Read through the data, and wherever a line holds the word "icon", write that line out.

=== Material provided ===

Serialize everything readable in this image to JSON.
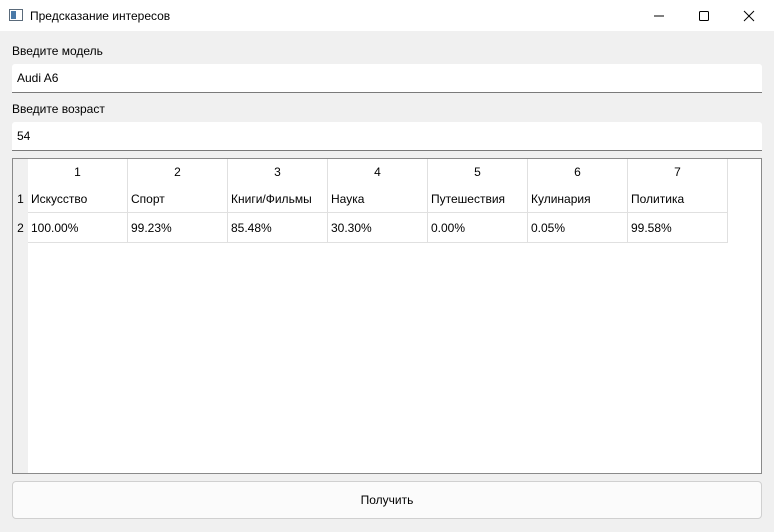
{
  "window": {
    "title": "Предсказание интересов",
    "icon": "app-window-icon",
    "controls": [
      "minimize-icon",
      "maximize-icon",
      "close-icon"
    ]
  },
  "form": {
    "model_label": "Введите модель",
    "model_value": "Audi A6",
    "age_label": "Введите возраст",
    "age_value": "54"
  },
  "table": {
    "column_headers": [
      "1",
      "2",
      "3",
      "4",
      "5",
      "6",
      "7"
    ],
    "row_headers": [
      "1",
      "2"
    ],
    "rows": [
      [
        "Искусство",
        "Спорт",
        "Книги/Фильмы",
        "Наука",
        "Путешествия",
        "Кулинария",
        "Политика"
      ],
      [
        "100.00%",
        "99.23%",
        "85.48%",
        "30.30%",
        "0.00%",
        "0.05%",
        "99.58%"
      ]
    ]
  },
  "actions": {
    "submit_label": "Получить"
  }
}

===
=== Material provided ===

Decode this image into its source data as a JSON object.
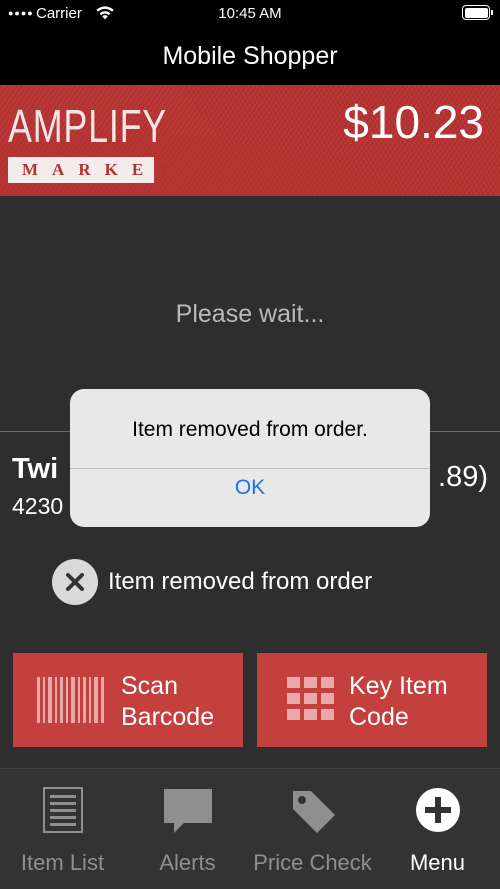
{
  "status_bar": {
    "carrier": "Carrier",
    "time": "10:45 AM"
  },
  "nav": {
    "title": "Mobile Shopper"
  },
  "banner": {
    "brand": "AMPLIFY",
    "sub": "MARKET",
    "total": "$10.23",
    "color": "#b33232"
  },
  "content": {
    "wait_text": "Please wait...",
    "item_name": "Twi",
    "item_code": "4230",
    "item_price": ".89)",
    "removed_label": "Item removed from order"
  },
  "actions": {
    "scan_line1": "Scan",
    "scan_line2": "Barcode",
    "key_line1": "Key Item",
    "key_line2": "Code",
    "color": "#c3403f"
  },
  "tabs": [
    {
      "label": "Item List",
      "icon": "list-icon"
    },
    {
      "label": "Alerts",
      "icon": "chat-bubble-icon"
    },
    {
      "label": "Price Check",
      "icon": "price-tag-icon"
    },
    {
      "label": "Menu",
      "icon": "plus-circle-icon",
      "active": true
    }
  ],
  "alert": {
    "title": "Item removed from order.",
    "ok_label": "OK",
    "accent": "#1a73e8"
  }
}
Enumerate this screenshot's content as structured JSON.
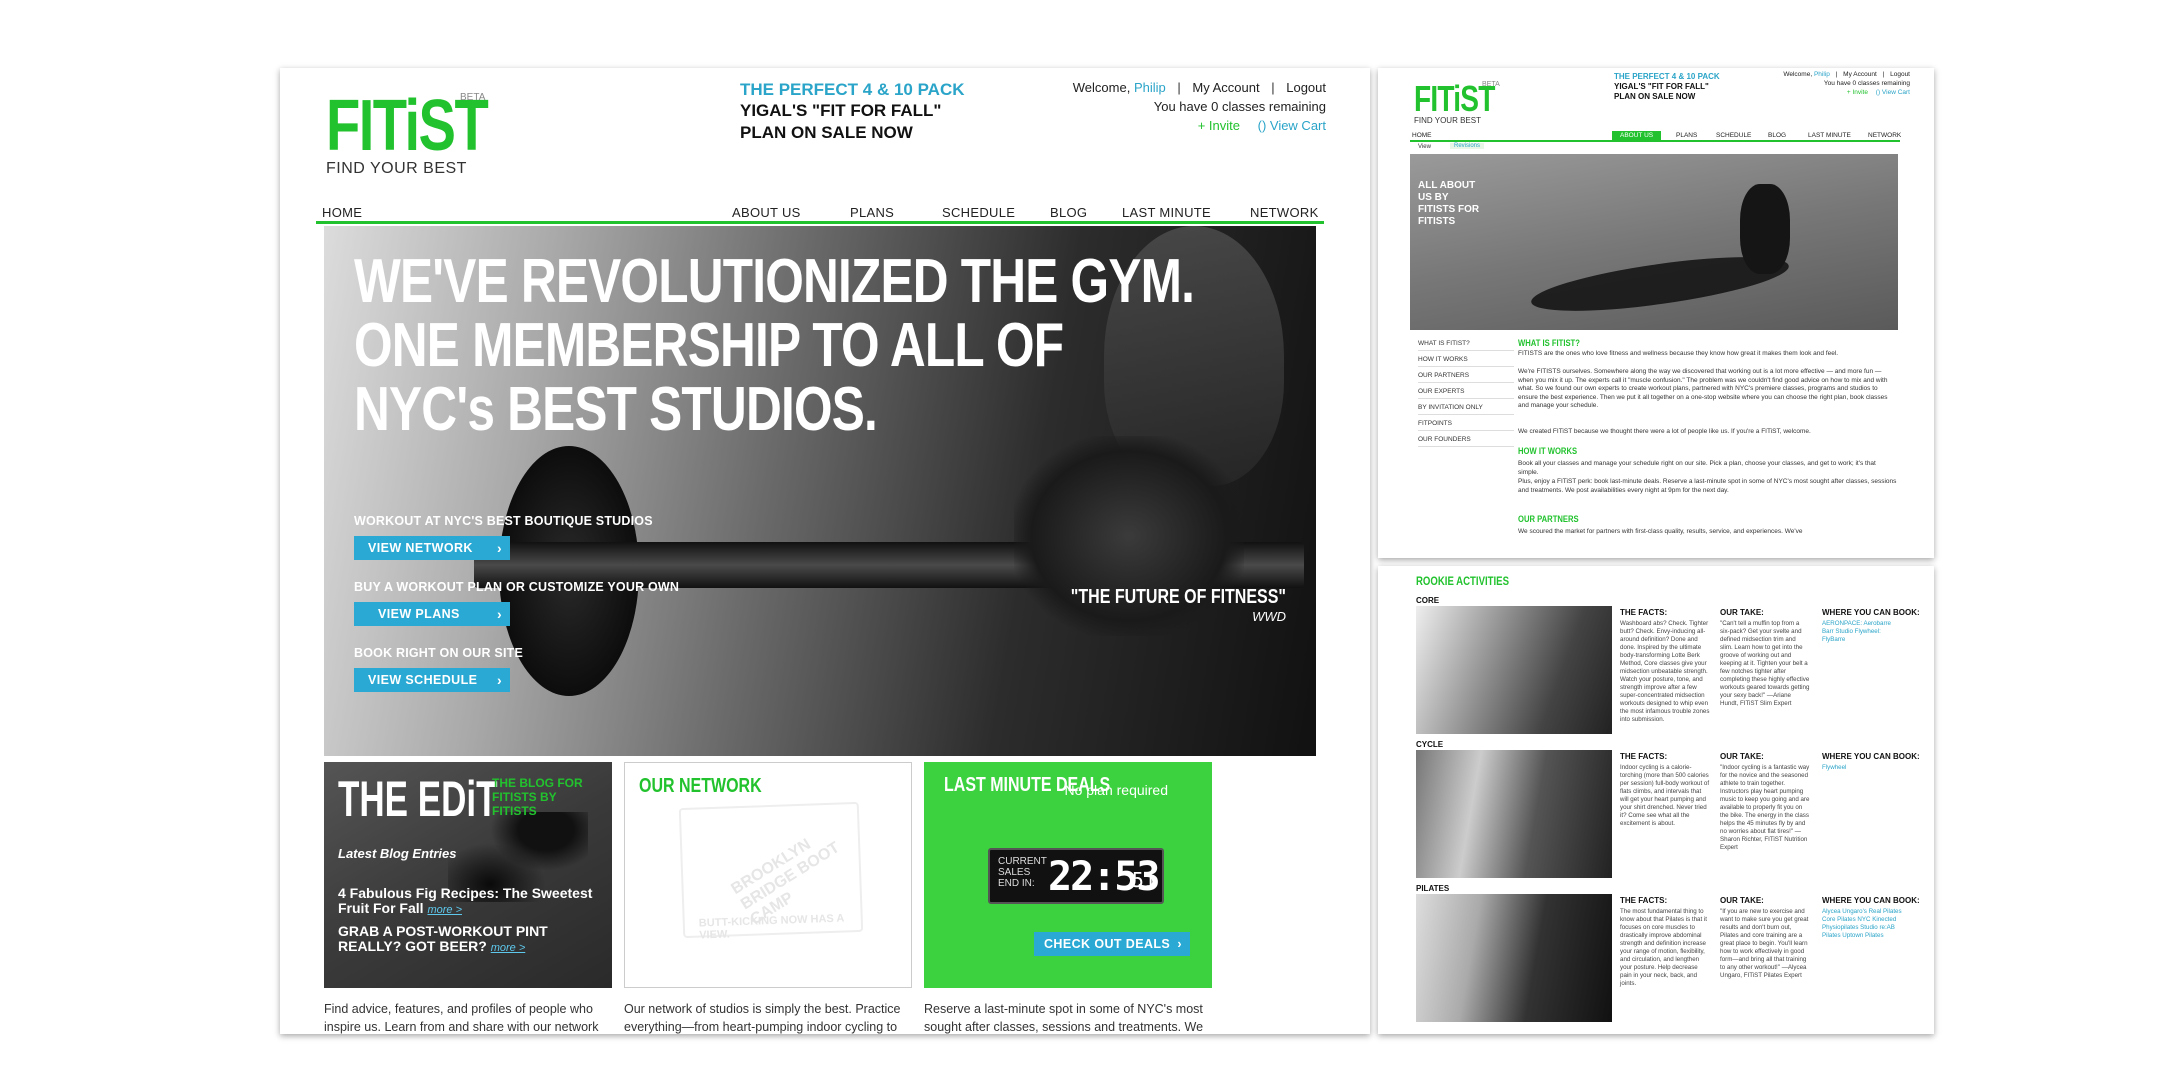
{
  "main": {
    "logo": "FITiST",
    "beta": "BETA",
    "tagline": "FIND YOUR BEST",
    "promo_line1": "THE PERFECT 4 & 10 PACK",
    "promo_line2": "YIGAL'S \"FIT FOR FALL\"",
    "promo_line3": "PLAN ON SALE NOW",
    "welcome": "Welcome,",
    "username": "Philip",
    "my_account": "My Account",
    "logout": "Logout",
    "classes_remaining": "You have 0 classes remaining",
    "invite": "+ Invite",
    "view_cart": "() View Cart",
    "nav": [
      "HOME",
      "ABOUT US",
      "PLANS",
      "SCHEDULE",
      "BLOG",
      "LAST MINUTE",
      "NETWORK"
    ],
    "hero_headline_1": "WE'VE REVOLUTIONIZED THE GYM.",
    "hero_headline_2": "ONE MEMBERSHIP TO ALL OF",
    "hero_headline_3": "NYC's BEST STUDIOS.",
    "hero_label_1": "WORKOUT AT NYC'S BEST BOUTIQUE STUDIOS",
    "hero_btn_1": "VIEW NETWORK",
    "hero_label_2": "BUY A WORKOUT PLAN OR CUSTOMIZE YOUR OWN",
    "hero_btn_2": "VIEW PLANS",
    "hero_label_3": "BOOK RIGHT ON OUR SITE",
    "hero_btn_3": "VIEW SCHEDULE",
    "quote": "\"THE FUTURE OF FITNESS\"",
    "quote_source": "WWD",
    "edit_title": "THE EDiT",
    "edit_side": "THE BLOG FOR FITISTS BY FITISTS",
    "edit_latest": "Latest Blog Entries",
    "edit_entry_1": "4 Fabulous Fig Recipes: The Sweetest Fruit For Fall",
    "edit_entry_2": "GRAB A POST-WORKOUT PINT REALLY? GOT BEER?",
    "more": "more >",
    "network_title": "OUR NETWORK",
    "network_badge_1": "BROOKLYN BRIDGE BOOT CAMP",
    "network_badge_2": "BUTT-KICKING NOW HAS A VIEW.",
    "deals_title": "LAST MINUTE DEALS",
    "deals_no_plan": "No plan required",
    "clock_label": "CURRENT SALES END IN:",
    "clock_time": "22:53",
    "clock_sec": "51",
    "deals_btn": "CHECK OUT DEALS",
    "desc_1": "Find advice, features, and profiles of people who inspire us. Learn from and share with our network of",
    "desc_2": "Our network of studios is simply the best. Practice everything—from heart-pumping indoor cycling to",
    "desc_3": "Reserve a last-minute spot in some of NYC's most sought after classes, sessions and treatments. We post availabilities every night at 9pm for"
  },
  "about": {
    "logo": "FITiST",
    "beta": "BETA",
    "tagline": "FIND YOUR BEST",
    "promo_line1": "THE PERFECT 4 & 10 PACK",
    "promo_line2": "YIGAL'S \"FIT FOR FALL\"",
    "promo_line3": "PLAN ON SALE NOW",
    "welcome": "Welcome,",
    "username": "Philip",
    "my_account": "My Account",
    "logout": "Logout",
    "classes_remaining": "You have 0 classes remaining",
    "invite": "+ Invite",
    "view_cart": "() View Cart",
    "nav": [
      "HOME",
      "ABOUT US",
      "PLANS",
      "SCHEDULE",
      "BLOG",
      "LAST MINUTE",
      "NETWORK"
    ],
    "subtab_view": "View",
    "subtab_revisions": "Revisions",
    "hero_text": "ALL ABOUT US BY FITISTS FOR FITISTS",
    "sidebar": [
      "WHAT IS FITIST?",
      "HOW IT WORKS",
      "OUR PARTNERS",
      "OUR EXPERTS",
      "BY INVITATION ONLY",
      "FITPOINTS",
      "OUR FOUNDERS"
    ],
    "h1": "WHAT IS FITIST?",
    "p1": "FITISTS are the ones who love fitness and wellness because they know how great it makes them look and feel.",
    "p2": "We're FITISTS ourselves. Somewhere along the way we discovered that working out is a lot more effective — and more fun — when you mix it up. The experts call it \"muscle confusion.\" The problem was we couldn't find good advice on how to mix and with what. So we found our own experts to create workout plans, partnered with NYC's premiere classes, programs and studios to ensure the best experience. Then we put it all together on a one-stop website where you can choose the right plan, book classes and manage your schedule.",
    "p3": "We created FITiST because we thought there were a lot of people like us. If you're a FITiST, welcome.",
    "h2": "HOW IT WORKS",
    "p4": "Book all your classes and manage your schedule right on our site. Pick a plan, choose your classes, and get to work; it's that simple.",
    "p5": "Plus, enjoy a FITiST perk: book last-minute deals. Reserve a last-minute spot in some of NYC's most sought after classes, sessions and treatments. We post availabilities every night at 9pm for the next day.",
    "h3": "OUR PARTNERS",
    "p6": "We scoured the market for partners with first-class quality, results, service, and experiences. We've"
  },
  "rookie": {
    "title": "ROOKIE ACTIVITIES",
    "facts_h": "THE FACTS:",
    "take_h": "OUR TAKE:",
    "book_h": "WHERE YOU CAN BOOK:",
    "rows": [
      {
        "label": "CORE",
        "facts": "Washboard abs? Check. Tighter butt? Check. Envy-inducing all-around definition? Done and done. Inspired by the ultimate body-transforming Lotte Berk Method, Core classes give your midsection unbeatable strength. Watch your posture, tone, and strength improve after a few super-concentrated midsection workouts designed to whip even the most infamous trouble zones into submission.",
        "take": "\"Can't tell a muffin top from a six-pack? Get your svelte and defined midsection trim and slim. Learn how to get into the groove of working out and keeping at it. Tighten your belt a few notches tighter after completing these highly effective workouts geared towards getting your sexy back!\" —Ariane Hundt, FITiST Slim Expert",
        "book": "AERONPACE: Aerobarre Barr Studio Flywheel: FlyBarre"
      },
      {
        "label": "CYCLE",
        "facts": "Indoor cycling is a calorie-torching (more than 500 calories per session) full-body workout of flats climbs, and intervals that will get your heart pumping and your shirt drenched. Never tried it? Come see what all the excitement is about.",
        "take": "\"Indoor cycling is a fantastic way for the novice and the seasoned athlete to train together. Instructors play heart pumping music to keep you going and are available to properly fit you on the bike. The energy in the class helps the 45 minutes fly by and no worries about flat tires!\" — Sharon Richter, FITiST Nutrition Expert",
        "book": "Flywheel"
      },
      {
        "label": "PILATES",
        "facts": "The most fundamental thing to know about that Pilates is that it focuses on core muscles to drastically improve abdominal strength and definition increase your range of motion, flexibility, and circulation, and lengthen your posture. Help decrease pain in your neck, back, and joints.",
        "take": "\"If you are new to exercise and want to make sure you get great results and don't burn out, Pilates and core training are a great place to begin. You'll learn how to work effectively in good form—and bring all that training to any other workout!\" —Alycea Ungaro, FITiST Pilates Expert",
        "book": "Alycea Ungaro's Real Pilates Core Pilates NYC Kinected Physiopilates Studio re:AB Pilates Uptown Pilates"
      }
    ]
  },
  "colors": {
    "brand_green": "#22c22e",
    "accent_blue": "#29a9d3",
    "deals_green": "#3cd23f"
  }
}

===

→ Written response:
    "icon": "app-window-icon",
      "minimize-icon",
      "maximize-icon",
      "close-icon"
      "icon": "list-icon"
      "icon": "chat-bubble-icon"
      "icon": "price-tag-icon"
      "icon": "plus-circle-icon",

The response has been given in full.